| WHAT THE EXERCISE ASKS |
Whenever "with" occurs in a line of the material, list that line.

| RECORD EXTRACTS |

━━━

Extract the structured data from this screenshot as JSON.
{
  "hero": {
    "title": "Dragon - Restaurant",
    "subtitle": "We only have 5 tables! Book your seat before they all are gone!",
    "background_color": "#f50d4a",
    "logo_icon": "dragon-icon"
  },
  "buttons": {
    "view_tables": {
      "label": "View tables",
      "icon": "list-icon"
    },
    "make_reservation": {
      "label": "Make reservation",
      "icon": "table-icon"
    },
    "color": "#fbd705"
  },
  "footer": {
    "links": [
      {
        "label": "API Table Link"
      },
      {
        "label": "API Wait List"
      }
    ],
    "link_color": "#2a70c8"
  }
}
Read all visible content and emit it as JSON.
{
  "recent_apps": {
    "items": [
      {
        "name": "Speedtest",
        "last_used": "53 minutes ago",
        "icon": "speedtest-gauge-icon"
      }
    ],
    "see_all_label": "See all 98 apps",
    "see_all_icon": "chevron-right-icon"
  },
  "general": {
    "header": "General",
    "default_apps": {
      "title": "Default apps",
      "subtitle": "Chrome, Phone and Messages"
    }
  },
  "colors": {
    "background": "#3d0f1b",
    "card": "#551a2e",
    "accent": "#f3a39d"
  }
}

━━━

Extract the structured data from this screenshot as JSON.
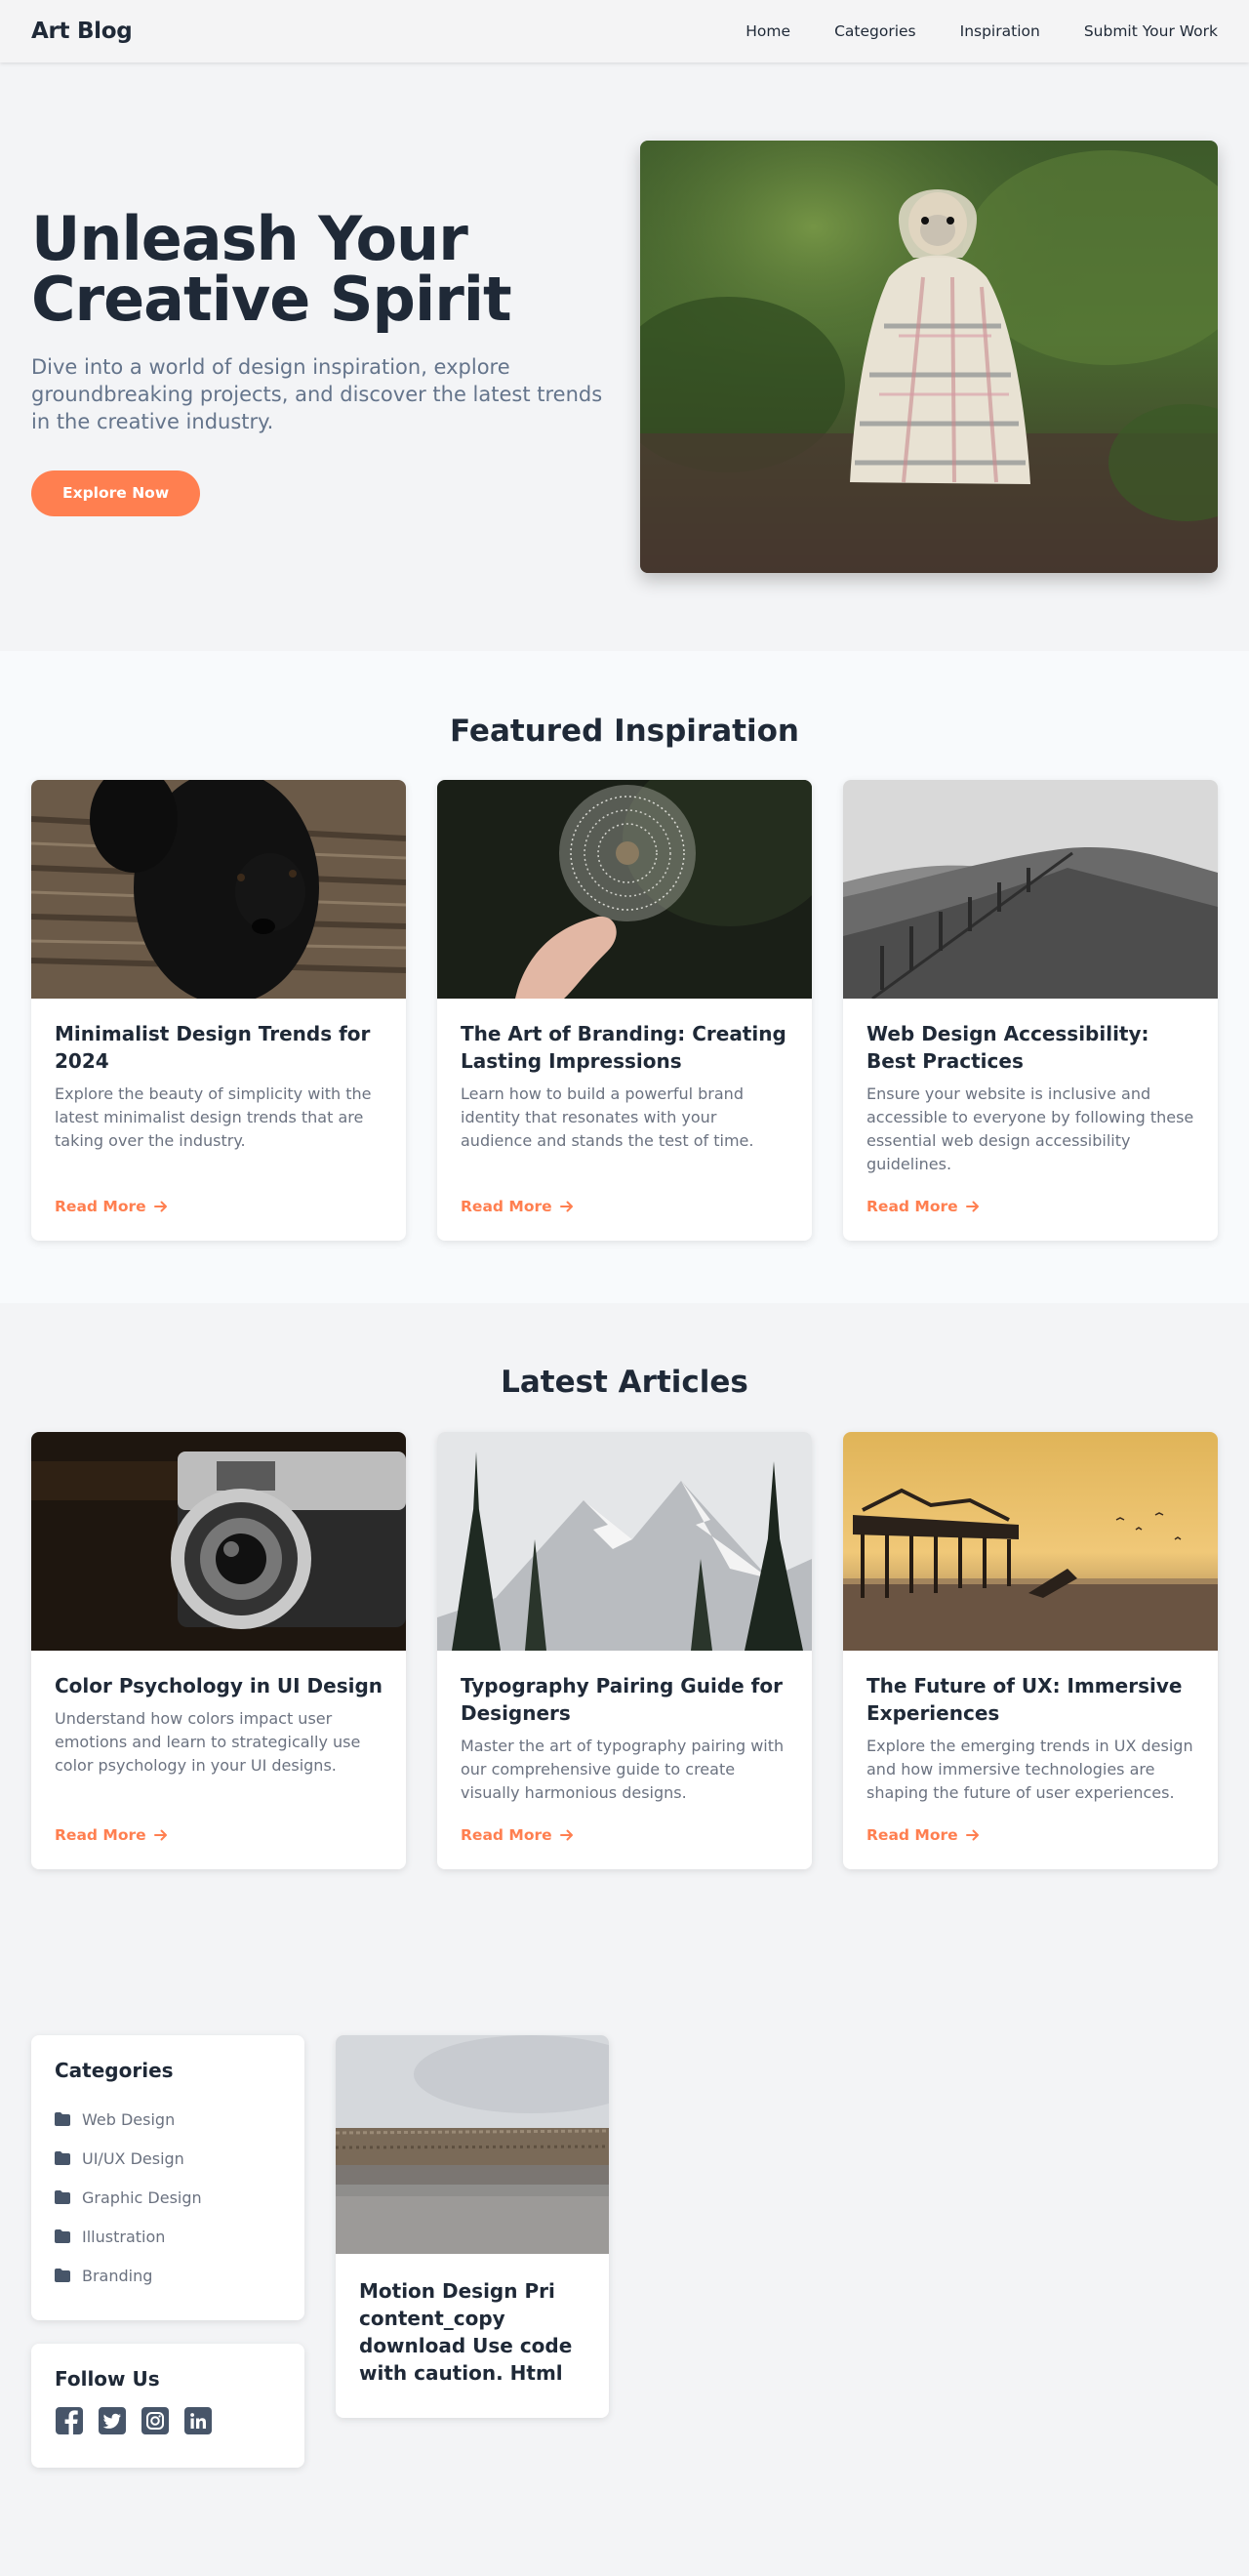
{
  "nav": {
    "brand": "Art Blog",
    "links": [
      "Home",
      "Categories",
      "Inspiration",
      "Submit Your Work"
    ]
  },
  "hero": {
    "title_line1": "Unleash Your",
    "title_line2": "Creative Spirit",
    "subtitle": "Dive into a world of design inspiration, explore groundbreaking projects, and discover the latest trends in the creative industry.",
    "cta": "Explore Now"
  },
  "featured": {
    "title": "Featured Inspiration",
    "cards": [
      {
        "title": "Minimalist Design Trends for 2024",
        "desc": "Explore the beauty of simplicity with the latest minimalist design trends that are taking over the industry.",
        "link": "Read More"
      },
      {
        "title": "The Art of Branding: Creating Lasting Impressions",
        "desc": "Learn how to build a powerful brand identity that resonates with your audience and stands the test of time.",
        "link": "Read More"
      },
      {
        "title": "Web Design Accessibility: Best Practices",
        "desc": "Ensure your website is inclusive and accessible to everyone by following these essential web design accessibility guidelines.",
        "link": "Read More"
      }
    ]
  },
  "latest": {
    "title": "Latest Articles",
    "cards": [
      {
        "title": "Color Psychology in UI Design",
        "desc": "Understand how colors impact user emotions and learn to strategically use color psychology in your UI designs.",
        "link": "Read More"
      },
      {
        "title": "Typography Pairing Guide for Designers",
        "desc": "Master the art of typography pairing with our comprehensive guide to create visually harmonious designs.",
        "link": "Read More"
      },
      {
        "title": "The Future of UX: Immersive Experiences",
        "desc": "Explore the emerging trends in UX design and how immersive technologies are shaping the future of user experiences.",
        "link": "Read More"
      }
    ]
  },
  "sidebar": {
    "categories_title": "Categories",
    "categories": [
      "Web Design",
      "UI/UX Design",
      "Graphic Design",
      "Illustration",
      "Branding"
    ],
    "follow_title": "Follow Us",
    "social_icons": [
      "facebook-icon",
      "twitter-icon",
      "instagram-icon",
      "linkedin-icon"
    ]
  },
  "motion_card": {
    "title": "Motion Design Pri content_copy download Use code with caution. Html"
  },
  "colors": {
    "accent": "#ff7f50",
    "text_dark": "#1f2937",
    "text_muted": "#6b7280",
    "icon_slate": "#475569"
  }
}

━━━

| SOLUTION FOR THIS PROBLEM |
        "desc": "Explore the beauty of simplicity with the latest minimalist design trends that are taking over the industry.",
        "desc": "Learn how to build a powerful brand identity that resonates with your audience and stands the test of time.",
        "desc": "Master the art of typography pairing with our comprehensive guide to create visually harmonious designs.",
    "title": "Motion Design Pri content_copy download Use code with caution. Html"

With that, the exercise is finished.